▸ What this task involves
Each line of the data must be reproduced as it appears.
_ _ _ _
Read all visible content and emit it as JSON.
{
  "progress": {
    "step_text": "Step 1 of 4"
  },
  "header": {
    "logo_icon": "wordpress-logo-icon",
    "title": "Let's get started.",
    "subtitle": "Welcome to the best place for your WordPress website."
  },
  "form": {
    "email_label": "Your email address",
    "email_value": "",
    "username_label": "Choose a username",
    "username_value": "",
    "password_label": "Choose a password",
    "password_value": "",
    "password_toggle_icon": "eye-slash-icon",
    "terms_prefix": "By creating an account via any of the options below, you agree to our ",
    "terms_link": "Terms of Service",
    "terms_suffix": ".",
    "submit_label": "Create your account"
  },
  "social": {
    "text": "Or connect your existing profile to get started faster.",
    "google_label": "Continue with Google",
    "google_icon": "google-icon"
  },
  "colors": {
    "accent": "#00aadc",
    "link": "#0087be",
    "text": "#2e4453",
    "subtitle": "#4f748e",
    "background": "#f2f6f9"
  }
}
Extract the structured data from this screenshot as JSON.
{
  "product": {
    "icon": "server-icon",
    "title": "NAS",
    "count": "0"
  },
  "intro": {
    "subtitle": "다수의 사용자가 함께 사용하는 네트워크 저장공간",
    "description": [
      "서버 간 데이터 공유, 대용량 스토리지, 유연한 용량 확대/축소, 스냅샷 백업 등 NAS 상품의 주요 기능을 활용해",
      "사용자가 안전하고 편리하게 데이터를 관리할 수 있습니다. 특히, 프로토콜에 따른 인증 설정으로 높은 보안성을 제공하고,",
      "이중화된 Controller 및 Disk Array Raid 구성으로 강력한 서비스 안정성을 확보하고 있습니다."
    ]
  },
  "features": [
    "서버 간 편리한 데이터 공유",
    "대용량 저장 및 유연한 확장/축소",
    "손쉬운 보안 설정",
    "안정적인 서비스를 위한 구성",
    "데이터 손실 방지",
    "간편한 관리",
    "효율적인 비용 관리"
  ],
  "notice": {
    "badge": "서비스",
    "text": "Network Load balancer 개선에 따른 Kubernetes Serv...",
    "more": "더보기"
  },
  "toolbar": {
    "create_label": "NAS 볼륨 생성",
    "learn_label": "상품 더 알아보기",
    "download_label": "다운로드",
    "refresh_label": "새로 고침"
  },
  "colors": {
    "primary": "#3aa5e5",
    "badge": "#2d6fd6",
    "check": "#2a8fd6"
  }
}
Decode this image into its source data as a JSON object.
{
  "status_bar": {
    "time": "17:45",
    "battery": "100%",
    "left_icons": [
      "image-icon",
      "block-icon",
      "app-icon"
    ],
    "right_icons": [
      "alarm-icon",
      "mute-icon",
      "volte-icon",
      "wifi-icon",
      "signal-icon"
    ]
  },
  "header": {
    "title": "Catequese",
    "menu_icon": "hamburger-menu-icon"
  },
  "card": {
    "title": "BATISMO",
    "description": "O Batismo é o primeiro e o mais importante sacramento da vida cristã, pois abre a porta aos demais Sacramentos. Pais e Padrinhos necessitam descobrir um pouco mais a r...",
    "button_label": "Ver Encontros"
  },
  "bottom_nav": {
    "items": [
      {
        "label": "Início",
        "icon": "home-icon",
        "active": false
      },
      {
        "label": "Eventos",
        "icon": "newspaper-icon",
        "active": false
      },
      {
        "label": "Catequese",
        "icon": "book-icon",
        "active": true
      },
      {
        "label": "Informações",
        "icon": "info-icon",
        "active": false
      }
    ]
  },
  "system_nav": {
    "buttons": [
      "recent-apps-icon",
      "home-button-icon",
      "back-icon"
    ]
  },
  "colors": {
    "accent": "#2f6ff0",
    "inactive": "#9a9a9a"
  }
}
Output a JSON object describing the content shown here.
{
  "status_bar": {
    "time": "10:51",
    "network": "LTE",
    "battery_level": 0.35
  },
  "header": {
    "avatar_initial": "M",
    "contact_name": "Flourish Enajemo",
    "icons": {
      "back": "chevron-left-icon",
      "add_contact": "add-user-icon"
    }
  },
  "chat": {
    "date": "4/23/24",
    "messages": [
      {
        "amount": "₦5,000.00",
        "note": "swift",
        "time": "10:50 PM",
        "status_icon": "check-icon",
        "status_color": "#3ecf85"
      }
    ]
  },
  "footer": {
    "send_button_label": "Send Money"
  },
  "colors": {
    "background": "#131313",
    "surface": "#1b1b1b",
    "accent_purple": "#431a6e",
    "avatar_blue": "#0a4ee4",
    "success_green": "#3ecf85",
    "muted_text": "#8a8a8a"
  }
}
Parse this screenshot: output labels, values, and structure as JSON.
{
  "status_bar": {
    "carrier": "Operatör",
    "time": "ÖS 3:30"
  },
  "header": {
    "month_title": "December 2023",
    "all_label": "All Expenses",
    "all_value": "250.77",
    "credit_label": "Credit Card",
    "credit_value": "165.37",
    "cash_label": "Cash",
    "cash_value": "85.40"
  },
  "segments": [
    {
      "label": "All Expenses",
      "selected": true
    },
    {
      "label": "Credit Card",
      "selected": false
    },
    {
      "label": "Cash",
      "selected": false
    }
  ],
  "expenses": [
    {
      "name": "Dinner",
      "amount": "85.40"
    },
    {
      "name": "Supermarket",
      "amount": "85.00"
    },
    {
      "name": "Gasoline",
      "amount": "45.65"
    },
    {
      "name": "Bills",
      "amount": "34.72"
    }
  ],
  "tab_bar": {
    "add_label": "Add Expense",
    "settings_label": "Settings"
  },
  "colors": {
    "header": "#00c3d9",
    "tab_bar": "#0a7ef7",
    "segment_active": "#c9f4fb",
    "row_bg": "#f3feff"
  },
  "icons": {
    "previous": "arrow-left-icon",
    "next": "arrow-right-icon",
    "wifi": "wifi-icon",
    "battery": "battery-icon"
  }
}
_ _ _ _
▸ Solution
Read all visible content and emit it as JSON.
{
  "progress": {
    "step_text": "Step 1 of 4"
  },
  "header": {
    "logo_icon": "wordpress-logo-icon",
    "title": "Let's get started.",
    "subtitle": "Welcome to the best place for your WordPress website."
  },
  "form": {
    "email_label": "Your email address",
    "email_value": "",
    "username_label": "Choose a username",
    "username_value": "",
    "password_label": "Choose a password",
    "password_value": "",
    "password_toggle_icon": "eye-slash-icon",
    "terms_prefix": "By creating an account via any of the options below, you agree to our ",
    "terms_link": "Terms of Service",
    "terms_suffix": ".",
    "submit_label": "Create your account"
  },
  "social": {
    "text": "Or connect your existing profile to get started faster.",
    "google_label": "Continue with Google",
    "google_icon": "google-icon"
  },
  "colors": {
    "accent": "#00aadc",
    "link": "#0087be",
    "text": "#2e4453",
    "subtitle": "#4f748e",
    "background": "#f2f6f9"
  }
}
Extract the structured data from this screenshot as JSON.
{
  "product": {
    "icon": "server-icon",
    "title": "NAS",
    "count": "0"
  },
  "intro": {
    "subtitle": "다수의 사용자가 함께 사용하는 네트워크 저장공간",
    "description": [
      "서버 간 데이터 공유, 대용량 스토리지, 유연한 용량 확대/축소, 스냅샷 백업 등 NAS 상품의 주요 기능을 활용해",
      "사용자가 안전하고 편리하게 데이터를 관리할 수 있습니다. 특히, 프로토콜에 따른 인증 설정으로 높은 보안성을 제공하고,",
      "이중화된 Controller 및 Disk Array Raid 구성으로 강력한 서비스 안정성을 확보하고 있습니다."
    ]
  },
  "features": [
    "서버 간 편리한 데이터 공유",
    "대용량 저장 및 유연한 확장/축소",
    "손쉬운 보안 설정",
    "안정적인 서비스를 위한 구성",
    "데이터 손실 방지",
    "간편한 관리",
    "효율적인 비용 관리"
  ],
  "notice": {
    "badge": "서비스",
    "text": "Network Load balancer 개선에 따른 Kubernetes Serv...",
    "more": "더보기"
  },
  "toolbar": {
    "create_label": "NAS 볼륨 생성",
    "learn_label": "상품 더 알아보기",
    "download_label": "다운로드",
    "refresh_label": "새로 고침"
  },
  "colors": {
    "primary": "#3aa5e5",
    "badge": "#2d6fd6",
    "check": "#2a8fd6"
  }
}
Decode this image into its source data as a JSON object.
{
  "status_bar": {
    "time": "17:45",
    "battery": "100%",
    "left_icons": [
      "image-icon",
      "block-icon",
      "app-icon"
    ],
    "right_icons": [
      "alarm-icon",
      "mute-icon",
      "volte-icon",
      "wifi-icon",
      "signal-icon"
    ]
  },
  "header": {
    "title": "Catequese",
    "menu_icon": "hamburger-menu-icon"
  },
  "card": {
    "title": "BATISMO",
    "description": "O Batismo é o primeiro e o mais importante sacramento da vida cristã, pois abre a porta aos demais Sacramentos. Pais e Padrinhos necessitam descobrir um pouco mais a r...",
    "button_label": "Ver Encontros"
  },
  "bottom_nav": {
    "items": [
      {
        "label": "Início",
        "icon": "home-icon",
        "active": false
      },
      {
        "label": "Eventos",
        "icon": "newspaper-icon",
        "active": false
      },
      {
        "label": "Catequese",
        "icon": "book-icon",
        "active": true
      },
      {
        "label": "Informações",
        "icon": "info-icon",
        "active": false
      }
    ]
  },
  "system_nav": {
    "buttons": [
      "recent-apps-icon",
      "home-button-icon",
      "back-icon"
    ]
  },
  "colors": {
    "accent": "#2f6ff0",
    "inactive": "#9a9a9a"
  }
}
Output a JSON object describing the content shown here.
{
  "status_bar": {
    "time": "10:51",
    "network": "LTE",
    "battery_level": 0.35
  },
  "header": {
    "avatar_initial": "M",
    "contact_name": "Flourish Enajemo",
    "icons": {
      "back": "chevron-left-icon",
      "add_contact": "add-user-icon"
    }
  },
  "chat": {
    "date": "4/23/24",
    "messages": [
      {
        "amount": "₦5,000.00",
        "note": "swift",
        "time": "10:50 PM",
        "status_icon": "check-icon",
        "status_color": "#3ecf85"
      }
    ]
  },
  "footer": {
    "send_button_label": "Send Money"
  },
  "colors": {
    "background": "#131313",
    "surface": "#1b1b1b",
    "accent_purple": "#431a6e",
    "avatar_blue": "#0a4ee4",
    "success_green": "#3ecf85",
    "muted_text": "#8a8a8a"
  }
}
Parse this screenshot: output labels, values, and structure as JSON.
{
  "status_bar": {
    "carrier": "Operatör",
    "time": "ÖS 3:30"
  },
  "header": {
    "month_title": "December 2023",
    "all_label": "All Expenses",
    "all_value": "250.77",
    "credit_label": "Credit Card",
    "credit_value": "165.37",
    "cash_label": "Cash",
    "cash_value": "85.40"
  },
  "segments": [
    {
      "label": "All Expenses",
      "selected": true
    },
    {
      "label": "Credit Card",
      "selected": false
    },
    {
      "label": "Cash",
      "selected": false
    }
  ],
  "expenses": [
    {
      "name": "Dinner",
      "amount": "85.40"
    },
    {
      "name": "Supermarket",
      "amount": "85.00"
    },
    {
      "name": "Gasoline",
      "amount": "45.65"
    },
    {
      "name": "Bills",
      "amount": "34.72"
    }
  ],
  "tab_bar": {
    "add_label": "Add Expense",
    "settings_label": "Settings"
  },
  "colors": {
    "header": "#00c3d9",
    "tab_bar": "#0a7ef7",
    "segment_active": "#c9f4fb",
    "row_bg": "#f3feff"
  },
  "icons": {
    "previous": "arrow-left-icon",
    "next": "arrow-right-icon",
    "wifi": "wifi-icon",
    "battery": "battery-icon"
  }
}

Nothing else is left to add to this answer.